Driverless cars present both privacy and ethical dilemmas. Vehicles relying solely on navigation systems will create a record of date, time and destination of the vehicle. Therefore, it is impossible not to be tracked. How this personal data can be used, and by who, is a big concern. Ethical decisions are also a huge challenge. For example, in the event that an accident is unavoidable, the moral question is will cars be programmed to follow an “intervention that sacrifices one person for the group or protects the individual at the expense of the group?” The other question is whether data related to unexpected situations can be calculated fast enough to avoid a disaster (Greenemeier). Experts warn that regulations that impose “standards that are uniform and mandatory” are necessary to address these important challenges (LaFrance). Regulations should be in place prior to allowing these vehicles on the road.
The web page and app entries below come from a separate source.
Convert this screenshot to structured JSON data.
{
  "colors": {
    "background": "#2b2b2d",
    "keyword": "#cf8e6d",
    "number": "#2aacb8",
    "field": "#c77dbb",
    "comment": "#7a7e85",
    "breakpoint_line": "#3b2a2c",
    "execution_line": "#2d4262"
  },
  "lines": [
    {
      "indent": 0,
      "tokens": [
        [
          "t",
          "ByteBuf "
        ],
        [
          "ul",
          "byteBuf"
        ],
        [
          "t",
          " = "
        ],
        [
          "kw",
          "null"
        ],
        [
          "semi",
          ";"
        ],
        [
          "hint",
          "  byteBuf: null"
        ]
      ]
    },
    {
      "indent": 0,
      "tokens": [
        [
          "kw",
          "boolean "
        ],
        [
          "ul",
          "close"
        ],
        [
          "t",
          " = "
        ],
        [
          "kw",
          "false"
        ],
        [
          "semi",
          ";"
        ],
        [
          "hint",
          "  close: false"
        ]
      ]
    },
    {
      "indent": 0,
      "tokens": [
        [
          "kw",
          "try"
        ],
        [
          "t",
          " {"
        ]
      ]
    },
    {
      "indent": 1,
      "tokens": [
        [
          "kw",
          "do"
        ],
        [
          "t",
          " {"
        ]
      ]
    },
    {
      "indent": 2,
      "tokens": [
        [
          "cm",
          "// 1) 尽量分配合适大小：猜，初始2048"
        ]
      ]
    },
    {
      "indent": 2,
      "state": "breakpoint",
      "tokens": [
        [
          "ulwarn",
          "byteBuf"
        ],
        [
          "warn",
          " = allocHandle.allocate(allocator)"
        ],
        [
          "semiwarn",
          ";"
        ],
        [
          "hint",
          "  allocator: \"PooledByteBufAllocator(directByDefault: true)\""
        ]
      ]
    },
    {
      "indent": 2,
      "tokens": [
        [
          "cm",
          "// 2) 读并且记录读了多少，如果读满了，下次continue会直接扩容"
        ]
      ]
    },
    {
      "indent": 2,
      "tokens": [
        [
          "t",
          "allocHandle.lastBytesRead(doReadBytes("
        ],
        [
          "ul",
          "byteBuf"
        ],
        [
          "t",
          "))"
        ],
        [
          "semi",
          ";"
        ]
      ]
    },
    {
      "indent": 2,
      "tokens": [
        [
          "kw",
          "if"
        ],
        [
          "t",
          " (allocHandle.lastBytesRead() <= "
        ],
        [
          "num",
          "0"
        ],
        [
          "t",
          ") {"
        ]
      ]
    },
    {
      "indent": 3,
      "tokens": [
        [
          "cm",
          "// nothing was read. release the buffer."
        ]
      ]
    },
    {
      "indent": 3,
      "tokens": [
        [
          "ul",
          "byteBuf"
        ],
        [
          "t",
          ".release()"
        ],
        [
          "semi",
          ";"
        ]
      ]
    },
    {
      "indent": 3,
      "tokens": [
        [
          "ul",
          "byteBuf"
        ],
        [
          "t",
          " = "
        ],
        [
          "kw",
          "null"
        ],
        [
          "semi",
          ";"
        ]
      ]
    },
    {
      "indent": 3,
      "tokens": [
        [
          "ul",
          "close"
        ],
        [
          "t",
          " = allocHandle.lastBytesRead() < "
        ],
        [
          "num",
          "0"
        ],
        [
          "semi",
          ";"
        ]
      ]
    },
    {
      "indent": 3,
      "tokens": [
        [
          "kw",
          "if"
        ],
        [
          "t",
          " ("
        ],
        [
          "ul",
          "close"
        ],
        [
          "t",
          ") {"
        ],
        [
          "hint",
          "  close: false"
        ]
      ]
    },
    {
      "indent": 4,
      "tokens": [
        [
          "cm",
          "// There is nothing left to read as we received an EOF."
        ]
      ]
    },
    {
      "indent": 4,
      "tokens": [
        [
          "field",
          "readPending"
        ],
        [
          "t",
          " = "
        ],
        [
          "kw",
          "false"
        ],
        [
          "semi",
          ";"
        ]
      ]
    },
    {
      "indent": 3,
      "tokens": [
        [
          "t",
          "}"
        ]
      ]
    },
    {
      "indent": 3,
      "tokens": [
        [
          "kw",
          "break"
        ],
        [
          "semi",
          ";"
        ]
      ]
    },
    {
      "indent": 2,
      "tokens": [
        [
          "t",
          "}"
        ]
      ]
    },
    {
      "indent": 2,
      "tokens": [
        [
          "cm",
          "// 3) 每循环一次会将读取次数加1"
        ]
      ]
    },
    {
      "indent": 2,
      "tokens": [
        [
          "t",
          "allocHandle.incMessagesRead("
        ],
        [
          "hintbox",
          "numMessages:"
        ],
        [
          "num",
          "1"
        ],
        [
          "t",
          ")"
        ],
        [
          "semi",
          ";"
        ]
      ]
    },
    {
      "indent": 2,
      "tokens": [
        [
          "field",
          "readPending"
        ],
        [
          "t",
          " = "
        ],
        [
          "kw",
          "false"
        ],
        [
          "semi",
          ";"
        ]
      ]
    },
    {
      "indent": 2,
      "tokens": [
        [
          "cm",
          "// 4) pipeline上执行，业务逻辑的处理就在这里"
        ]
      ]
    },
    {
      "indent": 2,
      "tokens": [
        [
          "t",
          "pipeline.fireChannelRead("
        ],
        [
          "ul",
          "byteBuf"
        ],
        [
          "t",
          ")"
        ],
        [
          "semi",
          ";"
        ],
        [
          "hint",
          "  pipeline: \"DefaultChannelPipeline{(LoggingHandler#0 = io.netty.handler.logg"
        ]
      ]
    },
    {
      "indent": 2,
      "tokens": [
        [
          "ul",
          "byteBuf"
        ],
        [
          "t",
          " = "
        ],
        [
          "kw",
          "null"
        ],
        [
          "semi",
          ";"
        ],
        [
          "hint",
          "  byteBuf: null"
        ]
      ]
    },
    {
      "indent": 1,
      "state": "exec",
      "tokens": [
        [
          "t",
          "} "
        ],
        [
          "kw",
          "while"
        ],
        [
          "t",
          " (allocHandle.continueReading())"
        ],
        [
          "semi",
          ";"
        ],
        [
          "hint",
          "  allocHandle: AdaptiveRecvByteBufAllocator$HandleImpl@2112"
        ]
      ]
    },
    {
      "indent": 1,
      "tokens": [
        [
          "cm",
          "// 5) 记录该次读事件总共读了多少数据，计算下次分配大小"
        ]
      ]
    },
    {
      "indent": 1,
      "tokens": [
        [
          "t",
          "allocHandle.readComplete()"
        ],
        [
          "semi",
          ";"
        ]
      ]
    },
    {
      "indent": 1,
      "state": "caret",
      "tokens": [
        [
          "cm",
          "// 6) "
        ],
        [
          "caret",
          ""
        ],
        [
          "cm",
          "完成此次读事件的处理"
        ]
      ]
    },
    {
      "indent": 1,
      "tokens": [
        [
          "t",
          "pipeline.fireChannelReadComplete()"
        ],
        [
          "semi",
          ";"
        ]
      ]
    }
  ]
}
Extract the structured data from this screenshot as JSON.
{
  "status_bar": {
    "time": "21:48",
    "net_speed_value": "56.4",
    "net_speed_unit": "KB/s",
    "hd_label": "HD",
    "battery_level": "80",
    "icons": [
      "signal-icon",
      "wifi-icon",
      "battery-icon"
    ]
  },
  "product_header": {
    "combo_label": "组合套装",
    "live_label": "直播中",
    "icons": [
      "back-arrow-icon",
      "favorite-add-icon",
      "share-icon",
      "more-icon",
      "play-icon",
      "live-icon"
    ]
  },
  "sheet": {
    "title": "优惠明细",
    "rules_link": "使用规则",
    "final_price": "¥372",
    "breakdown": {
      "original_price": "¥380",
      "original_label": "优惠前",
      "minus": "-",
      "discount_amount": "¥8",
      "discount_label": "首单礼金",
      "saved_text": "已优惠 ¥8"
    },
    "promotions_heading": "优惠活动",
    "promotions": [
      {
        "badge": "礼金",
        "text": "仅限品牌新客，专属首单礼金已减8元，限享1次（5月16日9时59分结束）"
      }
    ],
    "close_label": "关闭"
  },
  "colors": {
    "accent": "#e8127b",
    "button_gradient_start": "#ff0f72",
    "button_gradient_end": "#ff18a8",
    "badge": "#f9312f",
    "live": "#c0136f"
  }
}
The risks and consequences of autonomous vehicles pose some serious negative threats to our society. Advancements in technology should be meant to enhance and support humans to make certain aspects of life safer and easier. However, driverless cars essentially replace the human while maintaining high risks. Many companies are pushing to quickly get autonomous cars on the road, yet there are many dangers that have yet to be fully explored or figured out. Companies, government officials, agencies and Americans should be cautious and deeply explore the pros and cons of buying into the dash towards autonomous vehicles. We must insist that the magnitude of issues and concerns be thoroughly examined and appropriate protocols and regulations are implemented before driverless cars become fully available. It would be foolish not to take a stand on this matter.